## PROBLEM TO WORK ON
List all lines of the data containing the word "automatically".

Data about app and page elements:
________________
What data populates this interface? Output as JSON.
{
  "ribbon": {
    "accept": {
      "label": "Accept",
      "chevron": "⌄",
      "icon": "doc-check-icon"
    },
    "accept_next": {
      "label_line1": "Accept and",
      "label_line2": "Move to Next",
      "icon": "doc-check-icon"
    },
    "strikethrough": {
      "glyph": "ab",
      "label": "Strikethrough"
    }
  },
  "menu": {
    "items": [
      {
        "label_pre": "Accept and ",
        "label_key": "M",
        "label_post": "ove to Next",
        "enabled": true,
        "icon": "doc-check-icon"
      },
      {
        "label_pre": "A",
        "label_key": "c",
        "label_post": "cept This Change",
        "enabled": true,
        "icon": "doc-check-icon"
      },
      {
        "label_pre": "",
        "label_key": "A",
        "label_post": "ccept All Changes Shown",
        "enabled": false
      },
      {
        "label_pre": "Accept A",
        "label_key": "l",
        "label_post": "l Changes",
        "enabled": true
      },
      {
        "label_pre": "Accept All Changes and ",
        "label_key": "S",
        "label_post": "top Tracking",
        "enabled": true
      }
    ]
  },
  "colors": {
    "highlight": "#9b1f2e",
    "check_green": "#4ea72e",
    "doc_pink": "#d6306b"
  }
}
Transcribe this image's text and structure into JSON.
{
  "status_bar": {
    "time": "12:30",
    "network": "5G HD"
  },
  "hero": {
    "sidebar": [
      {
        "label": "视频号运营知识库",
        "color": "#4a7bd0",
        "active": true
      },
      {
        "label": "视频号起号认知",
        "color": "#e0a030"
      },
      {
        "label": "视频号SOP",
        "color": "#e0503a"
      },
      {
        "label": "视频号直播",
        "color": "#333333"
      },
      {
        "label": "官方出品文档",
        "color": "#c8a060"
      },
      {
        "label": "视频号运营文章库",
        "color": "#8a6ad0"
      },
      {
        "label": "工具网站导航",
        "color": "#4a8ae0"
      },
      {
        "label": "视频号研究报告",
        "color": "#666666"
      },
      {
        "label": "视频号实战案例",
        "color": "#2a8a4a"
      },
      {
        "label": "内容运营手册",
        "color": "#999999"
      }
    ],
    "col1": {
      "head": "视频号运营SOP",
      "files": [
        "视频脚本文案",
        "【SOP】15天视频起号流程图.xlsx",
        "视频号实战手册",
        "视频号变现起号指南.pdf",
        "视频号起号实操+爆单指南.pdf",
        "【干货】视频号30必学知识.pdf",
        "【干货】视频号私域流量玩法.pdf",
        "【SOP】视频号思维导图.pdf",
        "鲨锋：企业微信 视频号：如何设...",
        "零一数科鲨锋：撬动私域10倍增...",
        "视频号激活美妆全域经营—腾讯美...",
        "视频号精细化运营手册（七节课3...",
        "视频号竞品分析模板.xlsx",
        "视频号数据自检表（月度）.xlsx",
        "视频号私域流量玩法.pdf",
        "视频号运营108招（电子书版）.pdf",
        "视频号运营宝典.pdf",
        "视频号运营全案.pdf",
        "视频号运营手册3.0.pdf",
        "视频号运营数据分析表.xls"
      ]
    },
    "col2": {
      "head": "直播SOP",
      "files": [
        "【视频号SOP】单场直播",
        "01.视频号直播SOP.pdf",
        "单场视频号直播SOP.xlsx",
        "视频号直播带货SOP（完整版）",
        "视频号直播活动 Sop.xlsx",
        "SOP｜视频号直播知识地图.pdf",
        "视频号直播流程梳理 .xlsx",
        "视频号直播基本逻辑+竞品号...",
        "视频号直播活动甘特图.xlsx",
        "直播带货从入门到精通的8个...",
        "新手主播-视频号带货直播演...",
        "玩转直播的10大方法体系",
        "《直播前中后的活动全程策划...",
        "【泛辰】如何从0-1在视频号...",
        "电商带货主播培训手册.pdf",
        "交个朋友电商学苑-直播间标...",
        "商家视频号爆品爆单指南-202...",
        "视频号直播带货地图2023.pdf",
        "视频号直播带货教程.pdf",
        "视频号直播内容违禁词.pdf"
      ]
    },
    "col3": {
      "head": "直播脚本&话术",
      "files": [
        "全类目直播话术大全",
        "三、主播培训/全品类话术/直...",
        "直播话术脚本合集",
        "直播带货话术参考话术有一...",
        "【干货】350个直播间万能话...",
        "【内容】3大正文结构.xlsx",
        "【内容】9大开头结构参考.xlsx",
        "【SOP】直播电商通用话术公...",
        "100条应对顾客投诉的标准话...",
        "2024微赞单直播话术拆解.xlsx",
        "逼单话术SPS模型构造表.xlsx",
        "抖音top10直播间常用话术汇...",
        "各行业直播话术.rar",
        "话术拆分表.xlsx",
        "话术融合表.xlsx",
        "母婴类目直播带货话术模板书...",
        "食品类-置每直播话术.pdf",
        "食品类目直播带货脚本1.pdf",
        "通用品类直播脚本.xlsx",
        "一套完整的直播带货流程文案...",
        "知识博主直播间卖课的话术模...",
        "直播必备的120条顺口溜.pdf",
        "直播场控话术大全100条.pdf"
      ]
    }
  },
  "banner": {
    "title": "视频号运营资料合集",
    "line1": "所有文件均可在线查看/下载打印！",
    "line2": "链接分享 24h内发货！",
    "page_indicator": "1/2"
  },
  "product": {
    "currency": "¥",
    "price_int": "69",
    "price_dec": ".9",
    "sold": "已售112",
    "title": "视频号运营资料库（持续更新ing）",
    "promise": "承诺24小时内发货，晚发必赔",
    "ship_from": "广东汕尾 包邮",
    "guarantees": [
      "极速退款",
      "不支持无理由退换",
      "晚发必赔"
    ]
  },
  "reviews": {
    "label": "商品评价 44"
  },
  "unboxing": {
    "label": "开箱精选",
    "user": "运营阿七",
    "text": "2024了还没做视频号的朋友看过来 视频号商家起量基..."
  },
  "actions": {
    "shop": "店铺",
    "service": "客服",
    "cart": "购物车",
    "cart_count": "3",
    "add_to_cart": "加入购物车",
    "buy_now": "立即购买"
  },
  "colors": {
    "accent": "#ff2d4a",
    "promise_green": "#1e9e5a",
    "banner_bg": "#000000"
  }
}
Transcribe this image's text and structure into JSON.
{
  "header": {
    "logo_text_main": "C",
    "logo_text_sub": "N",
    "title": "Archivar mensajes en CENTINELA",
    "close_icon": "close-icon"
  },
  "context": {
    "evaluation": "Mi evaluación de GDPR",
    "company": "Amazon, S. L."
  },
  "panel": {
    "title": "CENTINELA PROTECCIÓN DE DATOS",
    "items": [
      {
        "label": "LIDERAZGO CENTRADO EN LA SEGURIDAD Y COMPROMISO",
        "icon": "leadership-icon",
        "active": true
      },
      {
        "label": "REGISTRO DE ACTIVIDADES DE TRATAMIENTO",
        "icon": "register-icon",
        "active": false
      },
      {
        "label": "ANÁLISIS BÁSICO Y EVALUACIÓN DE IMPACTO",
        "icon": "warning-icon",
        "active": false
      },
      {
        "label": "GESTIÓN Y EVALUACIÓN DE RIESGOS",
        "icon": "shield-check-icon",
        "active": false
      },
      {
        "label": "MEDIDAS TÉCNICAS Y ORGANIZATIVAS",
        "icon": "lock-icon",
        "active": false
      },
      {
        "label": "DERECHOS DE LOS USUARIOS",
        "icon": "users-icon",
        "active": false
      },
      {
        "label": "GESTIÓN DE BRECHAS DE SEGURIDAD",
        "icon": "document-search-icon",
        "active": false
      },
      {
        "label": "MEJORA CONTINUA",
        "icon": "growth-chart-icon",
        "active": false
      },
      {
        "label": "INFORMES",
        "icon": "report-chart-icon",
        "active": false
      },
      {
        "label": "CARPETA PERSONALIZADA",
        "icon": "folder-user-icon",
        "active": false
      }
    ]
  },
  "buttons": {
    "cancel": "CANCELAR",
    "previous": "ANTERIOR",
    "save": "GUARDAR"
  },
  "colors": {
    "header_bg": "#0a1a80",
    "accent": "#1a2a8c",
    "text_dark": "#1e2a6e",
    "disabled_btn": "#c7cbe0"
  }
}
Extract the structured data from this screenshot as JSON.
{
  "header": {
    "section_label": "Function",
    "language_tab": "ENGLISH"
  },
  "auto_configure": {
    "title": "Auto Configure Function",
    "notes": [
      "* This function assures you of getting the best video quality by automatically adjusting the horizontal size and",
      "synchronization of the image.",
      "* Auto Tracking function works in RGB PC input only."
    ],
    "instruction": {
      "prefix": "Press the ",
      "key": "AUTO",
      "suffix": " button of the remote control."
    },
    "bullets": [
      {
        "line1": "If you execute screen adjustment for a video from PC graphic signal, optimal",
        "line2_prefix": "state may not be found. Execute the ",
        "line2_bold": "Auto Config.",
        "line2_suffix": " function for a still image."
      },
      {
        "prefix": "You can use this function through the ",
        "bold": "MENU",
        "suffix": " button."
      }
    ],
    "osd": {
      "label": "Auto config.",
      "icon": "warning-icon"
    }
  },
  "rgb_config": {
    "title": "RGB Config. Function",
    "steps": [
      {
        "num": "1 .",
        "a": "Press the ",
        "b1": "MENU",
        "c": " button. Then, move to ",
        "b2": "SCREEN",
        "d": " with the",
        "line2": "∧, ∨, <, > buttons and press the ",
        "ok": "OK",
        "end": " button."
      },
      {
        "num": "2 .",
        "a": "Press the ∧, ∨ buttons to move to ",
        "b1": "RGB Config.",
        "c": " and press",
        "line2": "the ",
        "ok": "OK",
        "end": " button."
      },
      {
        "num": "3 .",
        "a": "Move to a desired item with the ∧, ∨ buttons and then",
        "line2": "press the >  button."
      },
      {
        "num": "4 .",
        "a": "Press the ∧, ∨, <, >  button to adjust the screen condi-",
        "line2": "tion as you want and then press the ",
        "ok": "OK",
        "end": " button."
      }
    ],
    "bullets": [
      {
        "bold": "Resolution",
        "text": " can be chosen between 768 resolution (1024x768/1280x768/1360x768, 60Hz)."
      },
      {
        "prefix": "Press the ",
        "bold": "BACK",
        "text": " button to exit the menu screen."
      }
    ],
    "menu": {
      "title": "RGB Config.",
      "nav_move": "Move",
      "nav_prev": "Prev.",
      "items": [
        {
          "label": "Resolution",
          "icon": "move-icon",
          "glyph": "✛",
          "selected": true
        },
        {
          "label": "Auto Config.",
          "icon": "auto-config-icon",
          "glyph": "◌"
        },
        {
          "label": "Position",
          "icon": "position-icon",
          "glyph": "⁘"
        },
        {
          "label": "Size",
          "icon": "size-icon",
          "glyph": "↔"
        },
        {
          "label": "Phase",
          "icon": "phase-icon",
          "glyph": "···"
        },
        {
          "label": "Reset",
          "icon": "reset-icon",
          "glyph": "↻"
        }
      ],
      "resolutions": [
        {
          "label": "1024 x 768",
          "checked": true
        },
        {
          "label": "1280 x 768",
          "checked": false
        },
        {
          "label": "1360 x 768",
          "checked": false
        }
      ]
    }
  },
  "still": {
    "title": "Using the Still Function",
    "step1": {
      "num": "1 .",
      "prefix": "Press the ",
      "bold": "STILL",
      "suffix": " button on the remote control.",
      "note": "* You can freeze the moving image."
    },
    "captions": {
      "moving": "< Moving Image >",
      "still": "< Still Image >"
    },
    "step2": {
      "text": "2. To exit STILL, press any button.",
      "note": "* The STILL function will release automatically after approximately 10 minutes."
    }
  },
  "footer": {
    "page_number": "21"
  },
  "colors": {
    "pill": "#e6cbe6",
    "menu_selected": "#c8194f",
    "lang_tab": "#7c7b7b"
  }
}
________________
## ANSWER TO THIS EXERCISE
      "* This function assures you of getting the best video quality by automatically adjusting the horizontal size and",
      "note": "* The STILL function will release automatically after approximately 10 minutes."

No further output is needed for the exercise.